Certainly, selfishness and ego-indulgence can have negative results on a team, but there are some good reasons you should not discount your own needs. In fact, by being clear about what you want and need from your work, you can be an even better teammate while achieving your personal goals.
Here are some of the reasons you need to consider your own needs:
- Constantly sacrificing your needs to those of the team often leads to burnout and disengagement.
- When you don’t consider the long-term impact of your interactions, work becomes transactional and dull. Isolation and depression are frequent side-effects of working (and feeling) alone.
- Without conscious effort, we often blur the lines between work and home and find ourselves losing work-life balance. We work too many hours for too little reward.
- Focusing solely on the work in front of you can lead to frustration and boredom. If there are no challenges, we aren’t having fun, and there are no prospects of things getting better, it can demotivate even the hardest worker.
- By avoiding conversations about what’s going on in the organization, you avoid playing politics but often miss opportunities for advancement and new and interesting work.
- We work harder, smarter, and more productively when we are working towards a goal. Sometimes that goal is work-oriented. Often it is a personal goal. Work is part of your overall life, not the other way around.
- We are more engaged and do better work when we are rewarded for our efforts.
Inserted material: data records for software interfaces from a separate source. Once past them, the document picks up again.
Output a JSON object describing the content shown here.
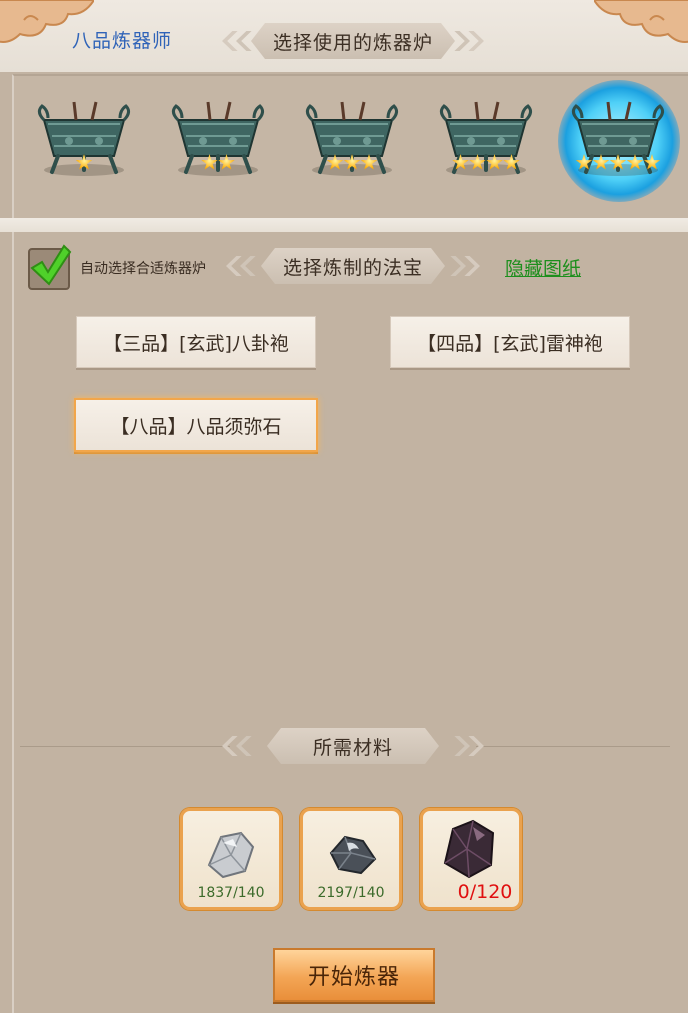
{
  "header": {
    "rank_title": "八品炼器师",
    "furnace_section_title": "选择使用的炼器炉"
  },
  "furnaces": [
    {
      "stars": 1,
      "selected": false,
      "icon": "bronze-furnace-icon"
    },
    {
      "stars": 2,
      "selected": false,
      "icon": "bronze-furnace-icon"
    },
    {
      "stars": 3,
      "selected": false,
      "icon": "bronze-furnace-icon"
    },
    {
      "stars": 4,
      "selected": false,
      "icon": "bronze-furnace-icon"
    },
    {
      "stars": 5,
      "selected": true,
      "icon": "bronze-furnace-icon"
    }
  ],
  "recipe_section": {
    "auto_select_label": "自动选择合适炼器炉",
    "auto_select_checked": true,
    "title": "选择炼制的法宝",
    "hide_blueprint_label": "隐藏图纸",
    "recipes": [
      {
        "label": "【三品】[玄武]八卦袍",
        "selected": false
      },
      {
        "label": "【四品】[玄武]雷神袍",
        "selected": false
      },
      {
        "label": "【八品】八品须弥石",
        "selected": true
      }
    ]
  },
  "materials_section": {
    "title": "所需材料",
    "items": [
      {
        "icon": "silver-ore-icon",
        "count": "1837/140",
        "sufficient": true
      },
      {
        "icon": "dark-ore-icon",
        "count": "2197/140",
        "sufficient": true
      },
      {
        "icon": "purple-crystal-icon",
        "count": "0/120",
        "sufficient": false
      }
    ]
  },
  "start_button_label": "开始炼器",
  "colors": {
    "rank_title": "#2f63b8",
    "hide_link": "#1d8f1d",
    "lack_count": "#e01010",
    "enough_count": "#3b6b2a",
    "accent": "#f3a555"
  }
}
Sometimes those are major benefits like a raise, or a promotion. Sometimes it’s the recognition of our peers, or the chance to learn a new skill or try something that stretches our capability.
Certainly, there is a right and wrong way to achieve your goals. In the book, we refer to “ethical visibility,” which is working with your manager and team in a respectful, positive way that also keeps you on their “radar screen” for future opportunities while making your interactions enjoyable and productive.
In order to be a great remote teammate, you must be proactive in building relationships, maintain interest in your work and feel energized by what you do, learn and experience. When it’s all about other people and you fail to receive the rewards of your hard work, it’s hard to stay motivated.
It might seem counter-intuitive, but when you take care of yourself, you feel better, do better work, and are a better teammate to those you interact with.
About the authors
Kevin Eikenberry is a recognized world expert on leadership development and leader of The Kevin Eikenberry Group. He has twice been named by Inc.com as one of the top 100 Leadership/Management Experts in the World. He is the author, co-author or a contributing author to 20 books, including the latest collaboration with Wayne Turmel, The Long-Distance Teammate: Stay Engaged and Connected While Working Anywhere.
Wayne Turmel is the co-founder and Product Line Manager for the Remote Leadership Institute and is the author of several books that demystify communicating through technology. Wayne and Kevin teamed up previously for The Long-Distance Leader: Rules for Remarkable Remote Leadership.